Her|Self presents body image in a new light. I take black and white photos of women and then ask them to write, in their own words, how they feel about the way they look in the photo. The woman's photo and her words become one piece that stands on its own, with no editing and filtering. The viewer, first attracted to the photo, is then further drawn in by the emotions revealed by the words.
I first started this project when I was a student at Mills College, wanting to expose and explore the unrelenting negative comments that my friends made about the way they looked. These were intelligent, strong, beautiful women attending a women's college. Yet they still felt the need to be thin and attractive in order to be accepted. I wanted to reveal their inner thoughts—those words that they shared with other women in private conversation. Instead of the standard research, articles and opinion polls, women's voices emerge through their own words, allowing us to see how women see themselves. The exhibit also asks the question, "Is what these women see in the mirror a reflection of what society sees, or does what they see come from somewhere within?"

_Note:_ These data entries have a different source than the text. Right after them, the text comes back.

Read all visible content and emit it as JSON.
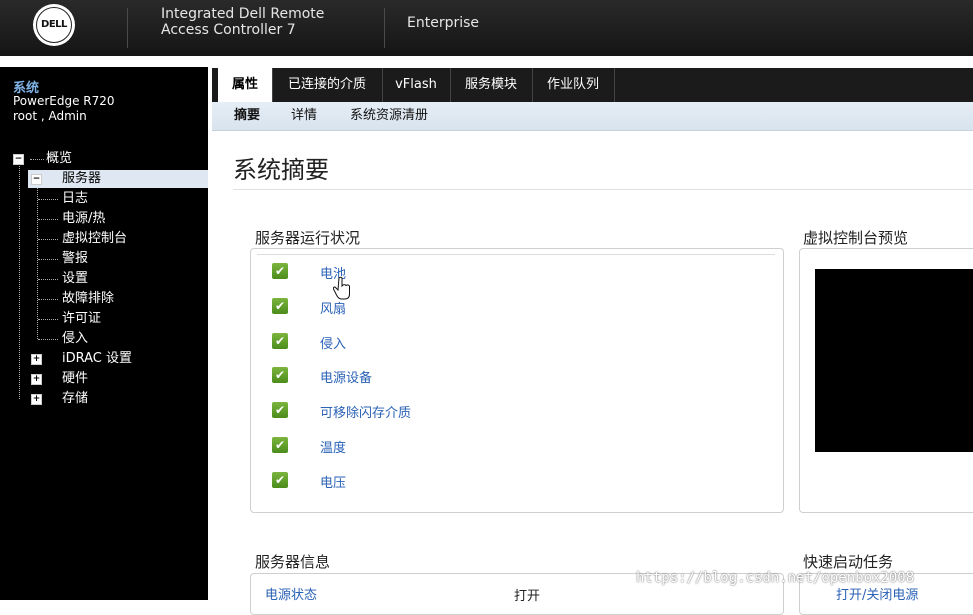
{
  "header": {
    "logo_text": "DELL",
    "product_line1": "Integrated Dell Remote",
    "product_line2": "Access Controller 7",
    "edition": "Enterprise"
  },
  "sidebar": {
    "title": "系统",
    "model": "PowerEdge R720",
    "user": "root , Admin",
    "tree": {
      "overview": "概览",
      "server": "服务器",
      "children": [
        "日志",
        "电源/热",
        "虚拟控制台",
        "警报",
        "设置",
        "故障排除",
        "许可证",
        "侵入"
      ],
      "idrac": "iDRAC 设置",
      "hardware": "硬件",
      "storage": "存储"
    }
  },
  "tabs": [
    "属性",
    "已连接的介质",
    "vFlash",
    "服务模块",
    "作业队列"
  ],
  "subtabs": [
    "摘要",
    "详情",
    "系统资源清册"
  ],
  "page_title": "系统摘要",
  "health": {
    "title": "服务器运行状况",
    "items": [
      "电池",
      "风扇",
      "侵入",
      "电源设备",
      "可移除闪存介质",
      "温度",
      "电压"
    ]
  },
  "console": {
    "title": "虚拟控制台预览"
  },
  "server_info": {
    "title": "服务器信息",
    "row_label": "电源状态",
    "row_value": "打开"
  },
  "quick_launch": {
    "title": "快速启动任务",
    "first_task": "打开/关闭电源"
  },
  "watermark": "https://blog.csdn.net/openbox2008",
  "colors": {
    "link": "#2a62b6",
    "check": "#5a9a28",
    "sidebar_title": "#7fb2e6"
  }
}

The participants so far include a history-making NYC firefighter, a woman who has sailed around the world twice, a NASA scientist, an actress, a 74-year-old Rabbi, a Southern reverend, an Academy Award-winning screenplay writer and an Emmy Award-winning television producer. Women in this project begin by examining their appearance, but delve deeper to explore how factors such as ethnicity, age, goals or upbringing have affected their lives and formed the mirror in which they see themselves. What better way to explore the source of women's body image issues than to see, and hear, from women themselves?